== Segment start ==

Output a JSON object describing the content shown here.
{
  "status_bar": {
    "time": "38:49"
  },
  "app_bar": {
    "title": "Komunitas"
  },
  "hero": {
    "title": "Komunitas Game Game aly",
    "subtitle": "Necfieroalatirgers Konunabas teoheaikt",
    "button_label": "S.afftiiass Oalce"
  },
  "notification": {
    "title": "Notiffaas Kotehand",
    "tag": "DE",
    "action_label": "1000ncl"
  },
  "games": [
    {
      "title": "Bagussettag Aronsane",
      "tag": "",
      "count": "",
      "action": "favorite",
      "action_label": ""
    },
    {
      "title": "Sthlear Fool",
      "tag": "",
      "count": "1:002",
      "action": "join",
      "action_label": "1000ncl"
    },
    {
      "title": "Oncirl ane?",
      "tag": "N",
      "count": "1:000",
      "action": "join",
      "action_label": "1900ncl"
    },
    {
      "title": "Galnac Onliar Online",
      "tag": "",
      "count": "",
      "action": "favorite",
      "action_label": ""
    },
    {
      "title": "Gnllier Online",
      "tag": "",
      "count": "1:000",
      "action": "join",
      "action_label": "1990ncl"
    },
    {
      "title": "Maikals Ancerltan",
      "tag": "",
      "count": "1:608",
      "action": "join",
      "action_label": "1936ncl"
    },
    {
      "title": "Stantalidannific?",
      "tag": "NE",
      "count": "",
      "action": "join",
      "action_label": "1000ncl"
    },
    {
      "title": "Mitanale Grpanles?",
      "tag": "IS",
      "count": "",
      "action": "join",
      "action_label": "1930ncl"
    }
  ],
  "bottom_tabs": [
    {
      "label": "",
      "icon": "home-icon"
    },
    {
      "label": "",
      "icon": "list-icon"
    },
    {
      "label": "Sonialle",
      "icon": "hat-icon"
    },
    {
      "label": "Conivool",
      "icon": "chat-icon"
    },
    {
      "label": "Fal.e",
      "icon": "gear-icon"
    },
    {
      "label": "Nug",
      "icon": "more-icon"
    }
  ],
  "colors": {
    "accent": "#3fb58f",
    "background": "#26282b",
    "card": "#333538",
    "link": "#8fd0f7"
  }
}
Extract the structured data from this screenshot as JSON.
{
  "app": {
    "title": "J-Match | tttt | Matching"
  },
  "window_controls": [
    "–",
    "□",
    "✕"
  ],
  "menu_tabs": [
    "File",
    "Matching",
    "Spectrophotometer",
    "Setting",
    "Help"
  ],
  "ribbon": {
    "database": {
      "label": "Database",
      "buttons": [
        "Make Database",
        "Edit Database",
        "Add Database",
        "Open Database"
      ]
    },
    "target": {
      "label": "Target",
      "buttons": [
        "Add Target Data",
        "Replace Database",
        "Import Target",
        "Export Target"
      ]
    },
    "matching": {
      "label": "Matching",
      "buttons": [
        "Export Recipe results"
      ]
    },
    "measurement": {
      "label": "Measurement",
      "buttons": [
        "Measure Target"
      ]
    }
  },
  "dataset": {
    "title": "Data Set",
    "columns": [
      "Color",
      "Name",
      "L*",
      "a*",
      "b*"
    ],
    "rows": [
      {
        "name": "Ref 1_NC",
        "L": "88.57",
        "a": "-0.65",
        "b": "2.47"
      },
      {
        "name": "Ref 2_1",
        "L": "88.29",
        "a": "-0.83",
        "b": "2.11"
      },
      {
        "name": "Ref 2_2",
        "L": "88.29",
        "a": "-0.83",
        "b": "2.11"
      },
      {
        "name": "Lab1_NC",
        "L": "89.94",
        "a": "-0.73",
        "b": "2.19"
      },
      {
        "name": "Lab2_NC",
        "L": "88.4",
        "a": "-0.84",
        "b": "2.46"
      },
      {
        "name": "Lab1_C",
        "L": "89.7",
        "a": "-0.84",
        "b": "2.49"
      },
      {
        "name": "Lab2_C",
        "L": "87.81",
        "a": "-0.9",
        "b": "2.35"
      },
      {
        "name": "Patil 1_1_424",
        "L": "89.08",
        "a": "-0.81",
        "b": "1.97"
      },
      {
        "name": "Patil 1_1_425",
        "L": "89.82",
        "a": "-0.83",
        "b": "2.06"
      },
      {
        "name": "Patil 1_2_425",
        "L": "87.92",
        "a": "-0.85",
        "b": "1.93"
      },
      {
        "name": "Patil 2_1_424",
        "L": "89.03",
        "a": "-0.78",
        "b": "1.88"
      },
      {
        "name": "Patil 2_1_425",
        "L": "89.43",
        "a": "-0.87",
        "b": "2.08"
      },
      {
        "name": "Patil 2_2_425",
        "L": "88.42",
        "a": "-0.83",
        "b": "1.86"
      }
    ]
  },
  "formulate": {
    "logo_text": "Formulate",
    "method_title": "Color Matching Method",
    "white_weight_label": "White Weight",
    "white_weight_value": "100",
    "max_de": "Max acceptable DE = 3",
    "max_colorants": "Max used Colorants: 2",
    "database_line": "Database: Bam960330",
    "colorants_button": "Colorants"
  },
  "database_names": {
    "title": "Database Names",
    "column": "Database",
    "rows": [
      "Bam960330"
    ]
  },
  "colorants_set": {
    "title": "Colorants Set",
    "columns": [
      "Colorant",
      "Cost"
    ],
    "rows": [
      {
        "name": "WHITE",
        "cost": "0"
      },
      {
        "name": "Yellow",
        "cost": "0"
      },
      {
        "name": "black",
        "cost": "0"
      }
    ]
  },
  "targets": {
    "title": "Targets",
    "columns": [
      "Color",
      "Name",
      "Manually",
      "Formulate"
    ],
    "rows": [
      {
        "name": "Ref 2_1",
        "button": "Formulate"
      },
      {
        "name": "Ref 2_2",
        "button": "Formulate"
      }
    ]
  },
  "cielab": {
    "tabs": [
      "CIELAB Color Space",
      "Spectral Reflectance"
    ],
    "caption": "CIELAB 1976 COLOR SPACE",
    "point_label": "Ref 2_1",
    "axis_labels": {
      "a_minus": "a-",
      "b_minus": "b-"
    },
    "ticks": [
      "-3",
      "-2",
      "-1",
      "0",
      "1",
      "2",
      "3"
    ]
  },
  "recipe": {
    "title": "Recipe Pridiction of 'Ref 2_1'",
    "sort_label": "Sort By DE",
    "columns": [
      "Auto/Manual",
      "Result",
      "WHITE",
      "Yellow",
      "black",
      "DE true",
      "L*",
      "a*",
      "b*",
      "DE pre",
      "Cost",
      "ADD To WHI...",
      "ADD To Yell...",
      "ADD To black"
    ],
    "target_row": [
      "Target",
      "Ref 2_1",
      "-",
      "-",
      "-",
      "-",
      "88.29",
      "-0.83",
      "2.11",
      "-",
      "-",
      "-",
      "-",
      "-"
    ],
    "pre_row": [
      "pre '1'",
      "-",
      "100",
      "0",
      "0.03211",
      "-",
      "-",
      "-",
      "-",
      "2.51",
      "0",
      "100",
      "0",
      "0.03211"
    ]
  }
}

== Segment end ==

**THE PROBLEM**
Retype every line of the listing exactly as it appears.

**SOLUTION TO THE PROBLEM**
Output a JSON object describing the content shown here.
{
  "status_bar": {
    "time": "38:49"
  },
  "app_bar": {
    "title": "Komunitas"
  },
  "hero": {
    "title": "Komunitas Game Game aly",
    "subtitle": "Necfieroalatirgers Konunabas teoheaikt",
    "button_label": "S.afftiiass Oalce"
  },
  "notification": {
    "title": "Notiffaas Kotehand",
    "tag": "DE",
    "action_label": "1000ncl"
  },
  "games": [
    {
      "title": "Bagussettag Aronsane",
      "tag": "",
      "count": "",
      "action": "favorite",
      "action_label": ""
    },
    {
      "title": "Sthlear Fool",
      "tag": "",
      "count": "1:002",
      "action": "join",
      "action_label": "1000ncl"
    },
    {
      "title": "Oncirl ane?",
      "tag": "N",
      "count": "1:000",
      "action": "join",
      "action_label": "1900ncl"
    },
    {
      "title": "Galnac Onliar Online",
      "tag": "",
      "count": "",
      "action": "favorite",
      "action_label": ""
    },
    {
      "title": "Gnllier Online",
      "tag": "",
      "count": "1:000",
      "action": "join",
      "action_label": "1990ncl"
    },
    {
      "title": "Maikals Ancerltan",
      "tag": "",
      "count": "1:608",
      "action": "join",
      "action_label": "1936ncl"
    },
    {
      "title": "Stantalidannific?",
      "tag": "NE",
      "count": "",
      "action": "join",
      "action_label": "1000ncl"
    },
    {
      "title": "Mitanale Grpanles?",
      "tag": "IS",
      "count": "",
      "action": "join",
      "action_label": "1930ncl"
    }
  ],
  "bottom_tabs": [
    {
      "label": "",
      "icon": "home-icon"
    },
    {
      "label": "",
      "icon": "list-icon"
    },
    {
      "label": "Sonialle",
      "icon": "hat-icon"
    },
    {
      "label": "Conivool",
      "icon": "chat-icon"
    },
    {
      "label": "Fal.e",
      "icon": "gear-icon"
    },
    {
      "label": "Nug",
      "icon": "more-icon"
    }
  ],
  "colors": {
    "accent": "#3fb58f",
    "background": "#26282b",
    "card": "#333538",
    "link": "#8fd0f7"
  }
}
Extract the structured data from this screenshot as JSON.
{
  "app": {
    "title": "J-Match | tttt | Matching"
  },
  "window_controls": [
    "–",
    "□",
    "✕"
  ],
  "menu_tabs": [
    "File",
    "Matching",
    "Spectrophotometer",
    "Setting",
    "Help"
  ],
  "ribbon": {
    "database": {
      "label": "Database",
      "buttons": [
        "Make Database",
        "Edit Database",
        "Add Database",
        "Open Database"
      ]
    },
    "target": {
      "label": "Target",
      "buttons": [
        "Add Target Data",
        "Replace Database",
        "Import Target",
        "Export Target"
      ]
    },
    "matching": {
      "label": "Matching",
      "buttons": [
        "Export Recipe results"
      ]
    },
    "measurement": {
      "label": "Measurement",
      "buttons": [
        "Measure Target"
      ]
    }
  },
  "dataset": {
    "title": "Data Set",
    "columns": [
      "Color",
      "Name",
      "L*",
      "a*",
      "b*"
    ],
    "rows": [
      {
        "name": "Ref 1_NC",
        "L": "88.57",
        "a": "-0.65",
        "b": "2.47"
      },
      {
        "name": "Ref 2_1",
        "L": "88.29",
        "a": "-0.83",
        "b": "2.11"
      },
      {
        "name": "Ref 2_2",
        "L": "88.29",
        "a": "-0.83",
        "b": "2.11"
      },
      {
        "name": "Lab1_NC",
        "L": "89.94",
        "a": "-0.73",
        "b": "2.19"
      },
      {
        "name": "Lab2_NC",
        "L": "88.4",
        "a": "-0.84",
        "b": "2.46"
      },
      {
        "name": "Lab1_C",
        "L": "89.7",
        "a": "-0.84",
        "b": "2.49"
      },
      {
        "name": "Lab2_C",
        "L": "87.81",
        "a": "-0.9",
        "b": "2.35"
      },
      {
        "name": "Patil 1_1_424",
        "L": "89.08",
        "a": "-0.81",
        "b": "1.97"
      },
      {
        "name": "Patil 1_1_425",
        "L": "89.82",
        "a": "-0.83",
        "b": "2.06"
      },
      {
        "name": "Patil 1_2_425",
        "L": "87.92",
        "a": "-0.85",
        "b": "1.93"
      },
      {
        "name": "Patil 2_1_424",
        "L": "89.03",
        "a": "-0.78",
        "b": "1.88"
      },
      {
        "name": "Patil 2_1_425",
        "L": "89.43",
        "a": "-0.87",
        "b": "2.08"
      },
      {
        "name": "Patil 2_2_425",
        "L": "88.42",
        "a": "-0.83",
        "b": "1.86"
      }
    ]
  },
  "formulate": {
    "logo_text": "Formulate",
    "method_title": "Color Matching Method",
    "white_weight_label": "White Weight",
    "white_weight_value": "100",
    "max_de": "Max acceptable DE = 3",
    "max_colorants": "Max used Colorants: 2",
    "database_line": "Database: Bam960330",
    "colorants_button": "Colorants"
  },
  "database_names": {
    "title": "Database Names",
    "column": "Database",
    "rows": [
      "Bam960330"
    ]
  },
  "colorants_set": {
    "title": "Colorants Set",
    "columns": [
      "Colorant",
      "Cost"
    ],
    "rows": [
      {
        "name": "WHITE",
        "cost": "0"
      },
      {
        "name": "Yellow",
        "cost": "0"
      },
      {
        "name": "black",
        "cost": "0"
      }
    ]
  },
  "targets": {
    "title": "Targets",
    "columns": [
      "Color",
      "Name",
      "Manually",
      "Formulate"
    ],
    "rows": [
      {
        "name": "Ref 2_1",
        "button": "Formulate"
      },
      {
        "name": "Ref 2_2",
        "button": "Formulate"
      }
    ]
  },
  "cielab": {
    "tabs": [
      "CIELAB Color Space",
      "Spectral Reflectance"
    ],
    "caption": "CIELAB 1976 COLOR SPACE",
    "point_label": "Ref 2_1",
    "axis_labels": {
      "a_minus": "a-",
      "b_minus": "b-"
    },
    "ticks": [
      "-3",
      "-2",
      "-1",
      "0",
      "1",
      "2",
      "3"
    ]
  },
  "recipe": {
    "title": "Recipe Pridiction of 'Ref 2_1'",
    "sort_label": "Sort By DE",
    "columns": [
      "Auto/Manual",
      "Result",
      "WHITE",
      "Yellow",
      "black",
      "DE true",
      "L*",
      "a*",
      "b*",
      "DE pre",
      "Cost",
      "ADD To WHI...",
      "ADD To Yell...",
      "ADD To black"
    ],
    "target_row": [
      "Target",
      "Ref 2_1",
      "-",
      "-",
      "-",
      "-",
      "88.29",
      "-0.83",
      "2.11",
      "-",
      "-",
      "-",
      "-",
      "-"
    ],
    "pre_row": [
      "pre '1'",
      "-",
      "100",
      "0",
      "0.03211",
      "-",
      "-",
      "-",
      "-",
      "2.51",
      "0",
      "100",
      "0",
      "0.03211"
    ]
  }
}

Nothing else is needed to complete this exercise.